[Start of Attachment]

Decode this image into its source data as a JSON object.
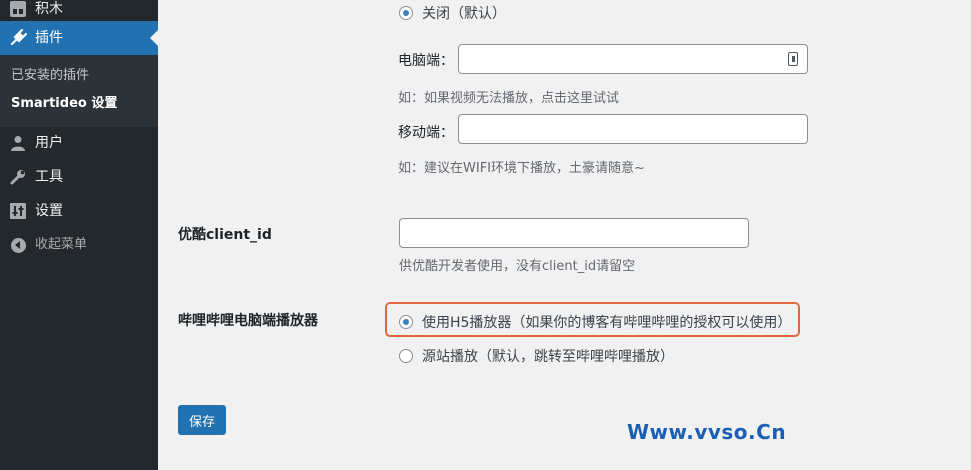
{
  "sidebar": {
    "items": [
      {
        "label": "积木",
        "icon": "blocks-icon"
      },
      {
        "label": "插件",
        "icon": "plugin-icon",
        "active": true
      },
      {
        "label": "用户",
        "icon": "user-icon"
      },
      {
        "label": "工具",
        "icon": "wrench-icon"
      },
      {
        "label": "设置",
        "icon": "settings-icon"
      },
      {
        "label": "收起菜单",
        "icon": "collapse-icon"
      }
    ],
    "submenu": [
      {
        "label": "已安装的插件"
      },
      {
        "label": "Smartideo 设置",
        "current": true
      }
    ],
    "colors": {
      "background": "#23282d",
      "active": "#2271b1",
      "submenu": "#2c3338"
    }
  },
  "form": {
    "autoplay_off_label": "关闭（默认）",
    "pc_label": "电脑端：",
    "pc_value": "",
    "pc_desc": "如：如果视频无法播放，点击这里试试",
    "mobile_label": "移动端：",
    "mobile_value": "",
    "mobile_desc": "如：建议在WIFI环境下播放，土豪请随意~",
    "youku": {
      "heading": "优酷client_id",
      "value": "",
      "desc": "供优酷开发者使用，没有client_id请留空"
    },
    "bilibili": {
      "heading": "哔哩哔哩电脑端播放器",
      "options": [
        {
          "label": "使用H5播放器（如果你的博客有哔哩哔哩的授权可以使用）",
          "checked": true
        },
        {
          "label": "源站播放（默认，跳转至哔哩哔哩播放）",
          "checked": false
        }
      ]
    },
    "save_label": "保存"
  },
  "watermark": "Www.vvso.Cn",
  "colors": {
    "accent": "#2271b1",
    "highlight": "#e06a3b",
    "radio_dot": "#3582c4"
  }
}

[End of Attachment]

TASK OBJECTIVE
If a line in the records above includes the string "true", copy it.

RESPONSE FOR THIS EXERCISE
        "active": true
        "current": true
          "checked": true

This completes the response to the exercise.